Iran launched a dozen cruise missiles and around 20 drones in the air attacks targeting two key Saudi oil facilities over the weekend, ABC News reported on Sunday night, citing an unnamed senior official within the Trump administration.
While the attack was claimed by the Iran-backed Houthi rebels in Yemen, ABC cited its source as saying that “the Houthis are claiming credit for something they did not do.”
A US official said that all options, including a military response, were on the table but that no decisions had been made Sunday. The official spoke on the condition of anonymity to discuss the internal deliberations.
Hours earlier, senior US officials said satellite imagery and other intelligence showed the strike was inconsistent with one launched from Yemen, where Iranian-backed Houthi rebels had claimed responsibility.
The US government produced satellite photos showing what officials said were at least 19 points of impact at two Saudi energy facilities, including damage at the heart of the kingdom’s crucial Abqaiq oil processing plant at Buqayq. Officials said the photos show impacts consistent with the attack coming from the direction of Iran or Iraq, rather than from Yemen to the south.
Iraq denied Sunday that its territory was used for an attack on the kingdom and US officials said a strike from there would be a violation of Iraq’s sovereignty.
The US officials said additional devices, which apparently didn’t reach their targets, were recovered northwest of the facilities and are being jointly analyzed by Saudi and American intelligence. The officials, who spoke on condition of anonymity to discuss intelligence matters, did not address whether the drone could have been fired from Yemen, then taken a round-about path, but did not explicitly rule it out.

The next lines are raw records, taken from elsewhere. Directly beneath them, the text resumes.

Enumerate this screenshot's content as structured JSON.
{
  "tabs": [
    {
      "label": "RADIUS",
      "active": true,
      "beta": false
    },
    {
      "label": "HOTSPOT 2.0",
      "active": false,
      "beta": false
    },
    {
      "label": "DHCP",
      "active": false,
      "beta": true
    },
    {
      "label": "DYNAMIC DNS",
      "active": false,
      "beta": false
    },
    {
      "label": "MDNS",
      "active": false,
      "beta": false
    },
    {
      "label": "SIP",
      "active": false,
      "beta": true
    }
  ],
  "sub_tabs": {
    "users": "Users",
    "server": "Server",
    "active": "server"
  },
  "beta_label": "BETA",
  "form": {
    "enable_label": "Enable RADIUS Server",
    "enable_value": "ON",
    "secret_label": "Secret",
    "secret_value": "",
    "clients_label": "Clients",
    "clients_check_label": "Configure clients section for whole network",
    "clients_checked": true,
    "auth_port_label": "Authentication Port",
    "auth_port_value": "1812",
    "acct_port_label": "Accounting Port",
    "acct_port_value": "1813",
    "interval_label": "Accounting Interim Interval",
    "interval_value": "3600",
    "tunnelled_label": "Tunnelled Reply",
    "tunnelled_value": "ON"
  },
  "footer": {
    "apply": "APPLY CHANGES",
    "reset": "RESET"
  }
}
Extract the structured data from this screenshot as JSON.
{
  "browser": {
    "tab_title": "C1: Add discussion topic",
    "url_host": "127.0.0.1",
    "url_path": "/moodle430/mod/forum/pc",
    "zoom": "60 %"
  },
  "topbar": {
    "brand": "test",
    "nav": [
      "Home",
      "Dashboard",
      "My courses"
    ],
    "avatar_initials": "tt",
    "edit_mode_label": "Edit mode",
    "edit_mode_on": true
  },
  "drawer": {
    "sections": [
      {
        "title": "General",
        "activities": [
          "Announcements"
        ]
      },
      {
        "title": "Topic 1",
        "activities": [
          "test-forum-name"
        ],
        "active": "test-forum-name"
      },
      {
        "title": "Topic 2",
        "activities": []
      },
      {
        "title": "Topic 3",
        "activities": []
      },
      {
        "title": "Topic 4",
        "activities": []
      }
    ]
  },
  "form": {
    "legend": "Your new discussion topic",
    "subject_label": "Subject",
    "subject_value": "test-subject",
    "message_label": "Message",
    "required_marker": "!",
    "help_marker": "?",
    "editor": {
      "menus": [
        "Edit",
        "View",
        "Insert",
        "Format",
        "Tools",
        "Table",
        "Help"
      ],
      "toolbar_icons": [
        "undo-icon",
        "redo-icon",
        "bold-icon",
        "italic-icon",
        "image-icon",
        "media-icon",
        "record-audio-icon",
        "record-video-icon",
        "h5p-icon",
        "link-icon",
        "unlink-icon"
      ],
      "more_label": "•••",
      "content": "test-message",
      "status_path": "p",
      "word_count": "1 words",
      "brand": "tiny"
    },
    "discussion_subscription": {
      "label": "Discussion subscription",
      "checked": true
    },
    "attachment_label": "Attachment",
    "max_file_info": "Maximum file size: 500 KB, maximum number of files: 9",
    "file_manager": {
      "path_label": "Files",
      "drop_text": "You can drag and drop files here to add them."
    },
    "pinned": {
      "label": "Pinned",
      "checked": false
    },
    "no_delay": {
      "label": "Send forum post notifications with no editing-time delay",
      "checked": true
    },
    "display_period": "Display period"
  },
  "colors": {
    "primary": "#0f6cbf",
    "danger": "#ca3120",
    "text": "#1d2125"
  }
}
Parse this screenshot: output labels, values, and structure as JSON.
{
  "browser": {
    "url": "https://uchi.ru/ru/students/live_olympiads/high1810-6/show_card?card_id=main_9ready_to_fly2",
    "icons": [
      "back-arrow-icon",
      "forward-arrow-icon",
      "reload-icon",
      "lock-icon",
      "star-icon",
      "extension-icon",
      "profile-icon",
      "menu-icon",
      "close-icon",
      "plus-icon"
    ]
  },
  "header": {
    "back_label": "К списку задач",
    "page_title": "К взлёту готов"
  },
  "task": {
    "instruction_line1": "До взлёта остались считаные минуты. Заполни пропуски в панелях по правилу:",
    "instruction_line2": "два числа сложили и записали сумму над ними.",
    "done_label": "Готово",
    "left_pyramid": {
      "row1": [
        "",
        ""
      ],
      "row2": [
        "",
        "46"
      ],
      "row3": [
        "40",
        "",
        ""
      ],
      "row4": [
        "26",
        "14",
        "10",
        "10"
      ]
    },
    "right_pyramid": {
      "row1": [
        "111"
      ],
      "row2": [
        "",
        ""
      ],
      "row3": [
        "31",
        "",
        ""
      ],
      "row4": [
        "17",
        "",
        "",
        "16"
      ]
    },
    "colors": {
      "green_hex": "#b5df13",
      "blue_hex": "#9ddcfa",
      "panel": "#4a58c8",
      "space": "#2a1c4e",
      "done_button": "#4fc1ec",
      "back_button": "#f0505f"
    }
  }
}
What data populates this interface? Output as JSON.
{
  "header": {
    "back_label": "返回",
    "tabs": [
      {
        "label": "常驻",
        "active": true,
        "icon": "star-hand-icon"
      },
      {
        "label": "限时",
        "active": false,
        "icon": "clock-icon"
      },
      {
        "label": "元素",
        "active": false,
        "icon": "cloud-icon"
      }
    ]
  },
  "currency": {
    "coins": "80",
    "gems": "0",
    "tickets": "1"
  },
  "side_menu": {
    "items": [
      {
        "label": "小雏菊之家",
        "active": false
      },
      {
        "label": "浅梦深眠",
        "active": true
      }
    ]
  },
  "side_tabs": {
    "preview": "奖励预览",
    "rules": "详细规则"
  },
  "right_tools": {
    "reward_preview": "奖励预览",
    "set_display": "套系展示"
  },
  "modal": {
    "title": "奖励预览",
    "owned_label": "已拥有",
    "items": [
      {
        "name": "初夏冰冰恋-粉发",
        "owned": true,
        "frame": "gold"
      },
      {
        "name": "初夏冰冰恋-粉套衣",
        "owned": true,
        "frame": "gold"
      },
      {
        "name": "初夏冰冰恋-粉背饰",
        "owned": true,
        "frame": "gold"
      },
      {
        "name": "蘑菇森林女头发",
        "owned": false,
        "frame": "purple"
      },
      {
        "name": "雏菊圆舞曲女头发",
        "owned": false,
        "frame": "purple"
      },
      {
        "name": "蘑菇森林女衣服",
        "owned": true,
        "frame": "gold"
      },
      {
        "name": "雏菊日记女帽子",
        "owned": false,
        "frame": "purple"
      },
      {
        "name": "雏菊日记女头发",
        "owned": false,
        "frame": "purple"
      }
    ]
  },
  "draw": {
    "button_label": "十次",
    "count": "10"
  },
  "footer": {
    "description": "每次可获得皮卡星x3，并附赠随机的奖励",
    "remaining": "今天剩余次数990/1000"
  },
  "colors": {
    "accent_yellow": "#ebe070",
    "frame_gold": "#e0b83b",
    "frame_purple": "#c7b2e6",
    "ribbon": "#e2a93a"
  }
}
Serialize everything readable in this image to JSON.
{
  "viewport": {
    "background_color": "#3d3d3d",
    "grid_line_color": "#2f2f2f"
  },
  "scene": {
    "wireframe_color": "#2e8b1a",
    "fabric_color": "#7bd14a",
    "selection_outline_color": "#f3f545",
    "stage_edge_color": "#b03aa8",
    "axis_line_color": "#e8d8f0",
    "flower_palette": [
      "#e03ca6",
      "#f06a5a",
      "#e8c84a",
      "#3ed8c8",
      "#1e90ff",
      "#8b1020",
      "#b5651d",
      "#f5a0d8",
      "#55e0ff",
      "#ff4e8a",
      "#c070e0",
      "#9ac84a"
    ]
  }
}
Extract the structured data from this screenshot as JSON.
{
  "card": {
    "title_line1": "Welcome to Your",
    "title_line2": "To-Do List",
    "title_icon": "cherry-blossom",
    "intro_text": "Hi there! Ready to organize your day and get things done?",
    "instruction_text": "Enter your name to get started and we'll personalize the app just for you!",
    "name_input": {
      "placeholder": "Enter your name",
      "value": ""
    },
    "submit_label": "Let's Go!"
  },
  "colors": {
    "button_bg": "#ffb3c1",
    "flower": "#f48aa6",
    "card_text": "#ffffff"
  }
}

The attack Saturday on Saudi Arabia’s Abqaiq plant and its Khurais oil field led to the interruption of an estimated 5.7 million barrels of the kingdom’s crude oil production per day, equivalent to more than 5% of the world’s daily supply. It remained unclear how King Salman and his son, Crown Prince Mohammed bin Salman, will respond to an attack targeting the heart of the Saudi oil industry.
Crude oil futures shot up 9.5% to $60 as trading opened Sunday evening in New York, a dramatic increase. A spike in oil prices could have negative effects on the global economy.
Saudi Arabia has promised to fill in the cut in production with its reserves but has not said how long it will take to repair the damage. The Wall Street Journal cited Saudi officials as saying a third of output would be restored on Monday, but a return to full production may take weeks.
Trump said he had approved the release of US strategic petroleum reserves “if needed” to stabilize energy markets. The president said the final amount of the release, if any, would be “sufficient to keep the markets well-supplied.”
US President Donald Trump said on Monday the United States would help its allies despite US energy independence:
“We don’t need Middle Eastern Oil & Gas, & in fact have very few tankers there, but will help our Allies!” Trump wrote in a post on Twitter.
Trump said on Sunday the United States was “locked and loaded” for a potential response to the attack on Saudi Arabia’s oil facilities.
Images from the European Commission’s Sentinel-2 satellite examined by the AP showed black char marks at the heart of the Abqaiq plant on Sunday, marks not seen over the prior month. Identical marks are visible on the US imagery. The Washington-based Center for Strategic and International Studies in August identified the area with the char marks as the plant’s stabilization area. The center said the area includes “storage tanks and processing and compressor trains – which greatly increases the likelihood of a strike successfully disrupting or destroying its operations.”
Header image: Saudi Crown Prince Mohammed bin Salman.